Photograph: @Juansharks/Juan Oliphant/AFP/Getty Images
By Laura Perry
Images of Deep Blue – the largest great white shark in the world – took the internet by storm in January. But is touching a 6-metre apex predator ever a good idea? And what is being done to help protect these real-life sea monsters?
The film ‘Deep Blue Sea’ turns 19 this year, but Deep Blue – the largest known great white shark in the world – is pushing 50. Some extraordinary images of a mammoth great white suspected to be Deep Blue went viral in January, when the 6-metre predator provoked a media response typical of our love-hate relationship with sharks. In a collection of pictures and video shot in Hawai’i by Juan Oliphant, we see a free-diver swimming alongside – and touching – the huge great white.

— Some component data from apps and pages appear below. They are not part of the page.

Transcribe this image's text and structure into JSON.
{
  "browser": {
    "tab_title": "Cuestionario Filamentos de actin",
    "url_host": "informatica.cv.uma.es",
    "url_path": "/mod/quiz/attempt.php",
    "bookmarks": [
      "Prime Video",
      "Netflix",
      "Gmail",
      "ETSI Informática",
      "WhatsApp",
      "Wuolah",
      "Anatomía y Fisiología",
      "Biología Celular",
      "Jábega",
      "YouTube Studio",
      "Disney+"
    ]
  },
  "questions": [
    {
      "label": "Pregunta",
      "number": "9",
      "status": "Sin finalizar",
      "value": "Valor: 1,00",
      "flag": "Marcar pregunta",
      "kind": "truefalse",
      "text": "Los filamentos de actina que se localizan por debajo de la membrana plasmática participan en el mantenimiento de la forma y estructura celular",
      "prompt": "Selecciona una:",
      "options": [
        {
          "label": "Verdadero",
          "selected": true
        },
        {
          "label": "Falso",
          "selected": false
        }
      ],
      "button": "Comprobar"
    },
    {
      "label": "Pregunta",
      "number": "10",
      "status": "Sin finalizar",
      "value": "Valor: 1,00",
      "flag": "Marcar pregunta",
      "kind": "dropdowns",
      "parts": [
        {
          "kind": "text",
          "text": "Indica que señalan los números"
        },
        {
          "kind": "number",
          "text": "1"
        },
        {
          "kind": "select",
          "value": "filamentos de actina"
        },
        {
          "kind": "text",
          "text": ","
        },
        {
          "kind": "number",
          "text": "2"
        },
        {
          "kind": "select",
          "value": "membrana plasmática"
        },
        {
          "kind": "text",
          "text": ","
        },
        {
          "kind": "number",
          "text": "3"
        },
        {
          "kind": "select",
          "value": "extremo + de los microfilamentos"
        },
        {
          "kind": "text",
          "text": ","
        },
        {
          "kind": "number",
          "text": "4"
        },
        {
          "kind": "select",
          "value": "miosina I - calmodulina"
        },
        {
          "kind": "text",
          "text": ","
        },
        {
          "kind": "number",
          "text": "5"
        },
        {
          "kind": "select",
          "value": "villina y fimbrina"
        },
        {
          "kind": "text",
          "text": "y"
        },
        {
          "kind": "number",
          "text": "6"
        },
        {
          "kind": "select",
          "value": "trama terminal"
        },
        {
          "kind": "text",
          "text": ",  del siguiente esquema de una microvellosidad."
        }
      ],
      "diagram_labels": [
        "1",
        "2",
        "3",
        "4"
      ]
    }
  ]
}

While the public responded with both awe and horror, the scientific community was also divided: should divers ever be touching sharks, even to raise awareness? Many marine biologists disapproved, with the founding director of the Marine Conservation Science Institute, Michael Domeier, tweeting ‘the number 1 rule of shark diving […] is DON’T TOUCH THE SHARKS!’. Others argued that negative public perception is actively killing sharks, and highly experienced shark divers like Oliphant act as ambassadors for their conservation.
The International Union for Conservation of Nature (IUCN) lists great whites as Vulnerable, but they receive no federal protection in the US. Whilst Hawai’i has strict legislature regarding finning, sharks are still poorly protected. But this could be about to change: a bill sponsored by Hawai’ian state senator Mike Gabbard will enforce major financial penalties to anyone harming sharks or rays, if passed by the House. We still know very little about great whites; population size, trends, and movement are key questions. Whilst they were previously thought to be rare visitors to warmer waters, mounting evidence suggests these sojourns are relatively common, particularly among gestating females, who may be choosing to complete their pregnancies in warmer waters. Pregnant females are as big as great whites get, so if Deep Blue and her peers do keep visiting, one thing is sure: Hawai’i’s marine biologists will need a bigger boat.